Deutsche Welle: What can you tell us about your rocket?
Kristian von Bengtson: It's the culmination of about two and a half years of work. It's a rather small-sized vehicle; it's a space craft with lifting rockets. We're going to do the test hopefully on Saturday and do our very first launch of this system, and see if we've got to do any changes, and then move onto the next step so we can fly higher.
What will be the payload?
The payload is a space craft containing a crash dummy system of about 70 kilograms which we eventually will replace with a human being once we've seen that this is a proven and safe system.
What are you hoping to learn from this test flight?
The first of several test launches is slated for Saturday
This test flight will hopefully give us a lot of data about if we have the parachute systems correct, the g-loads on the dummy, also internal pressure of the chamber and internal temperature and external temperature of the heat shield. Those are some of the very important things that we need to base future development on.
How much control will you have over the rocket once you've fired it up into space?
We're going to have some very major key function controls which I'm going to be doing from the mission control. That is starting the rocket, also doing the aborts, stopping the engine if we need to do so - but also separating the spacecraft from the rocket itself, and then the deployment of parachutes of both the engine, but also the spacecraft so it can land safe in the water.
Rocket science is considered to be very difficult. What were your chief problems?
For any technical difficulties you can actually find technical solutions. It's more about being able, with just two people, to raise the funding and the organization to do a project like this. It's more about keeping the project on track. That's actually some of the key issues, because you can always test your way out of any technical issues.
What is your ultimate goal?
The ultimate goal is being able to launch ourselves into space and to get this very extreme experience of seeing Earth. But also being able to show people that you can do space differently, you can work with entirely different budgets. The entire mission has a price of about 50,000 euros ($64,000), which is extremely cheap - even though we shouldn't really compare our systems with the "pro" guys' stuff. But it's still going into space, and it might raise some questions about whether space should be that difficult, extreme and expensive.
When will the technology be ready to lift you up into space?

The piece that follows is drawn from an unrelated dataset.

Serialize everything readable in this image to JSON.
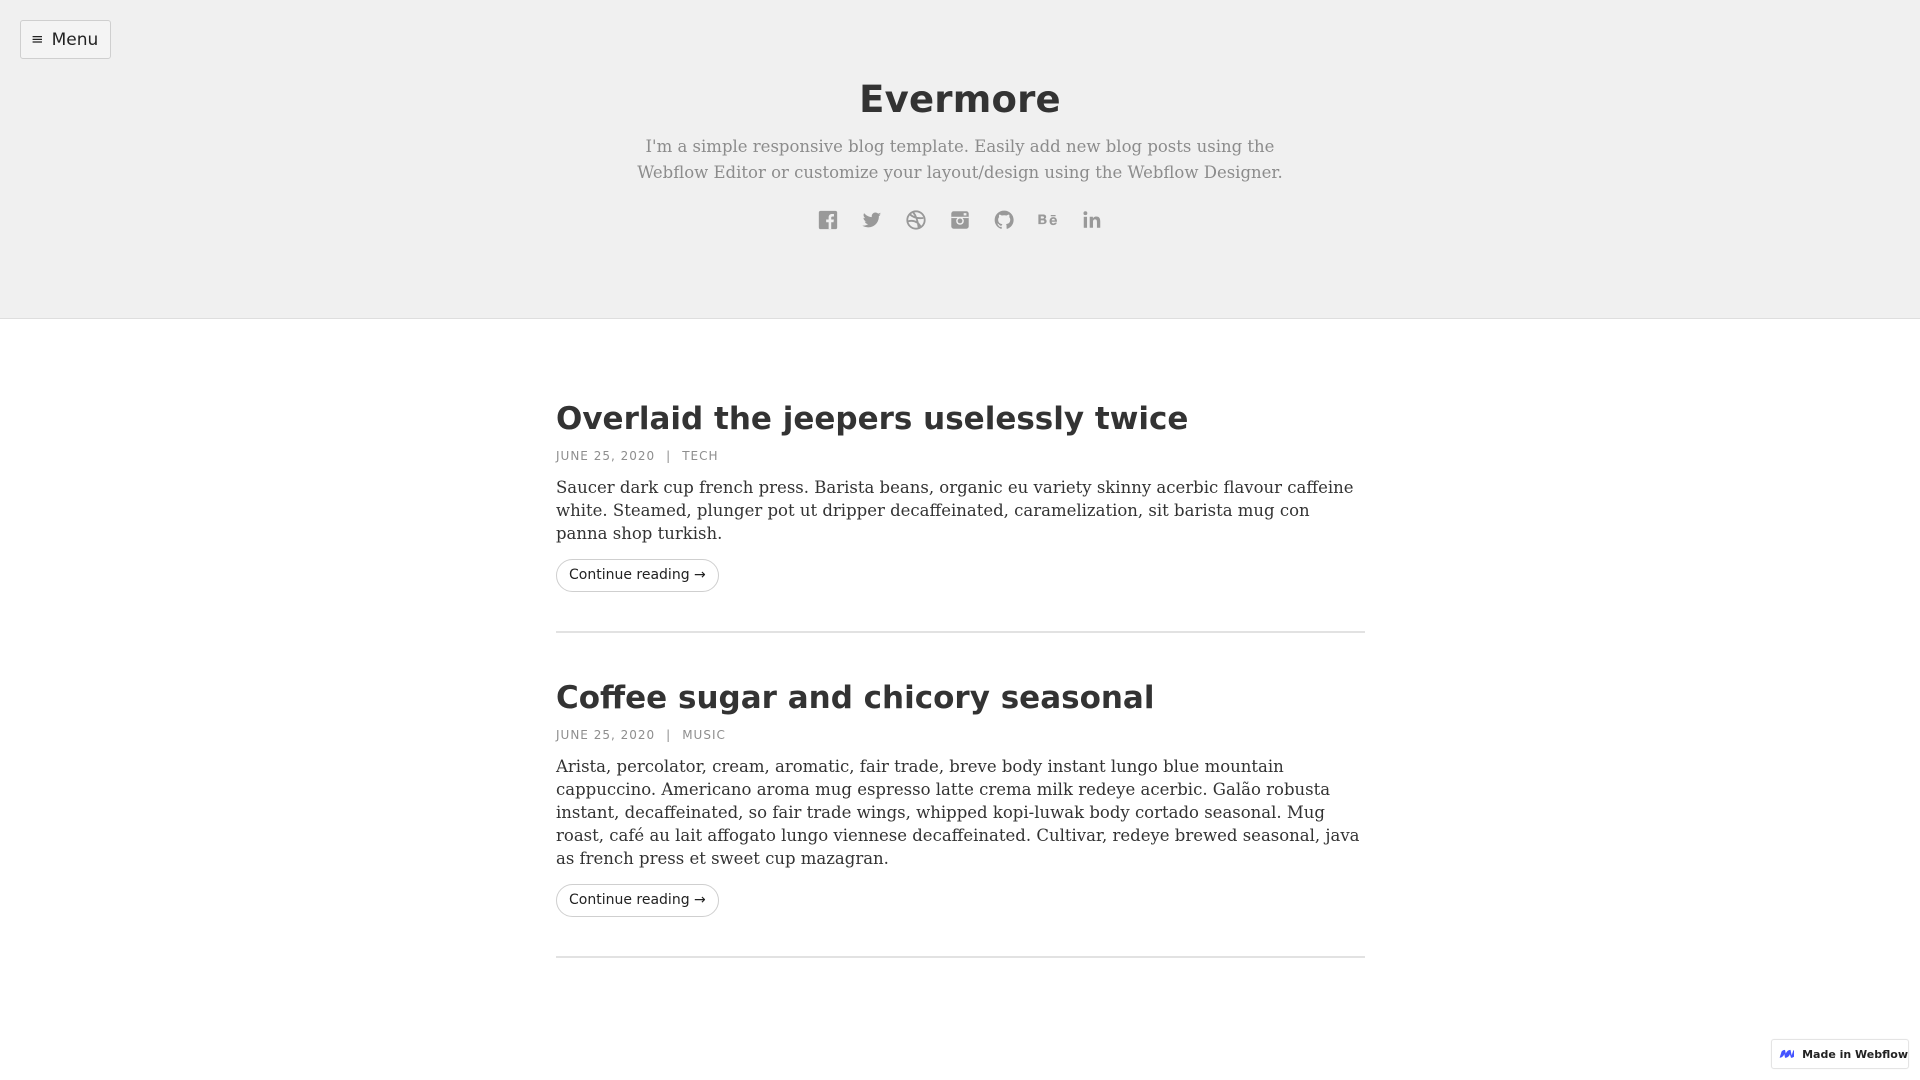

I would say the technology itself is ready. But of course we need to see it work properly in the context of when we're flying. So it all depends on the outcome of the results. Because this launch here is an experiment. And we're going to do these launch experiments as many times as needed. So it might be five, it might be 10, 15 launches until we are ready to replace a dummy with a human being.
Interview: Mark Caldwell (acb)
Editor: Sean Sinico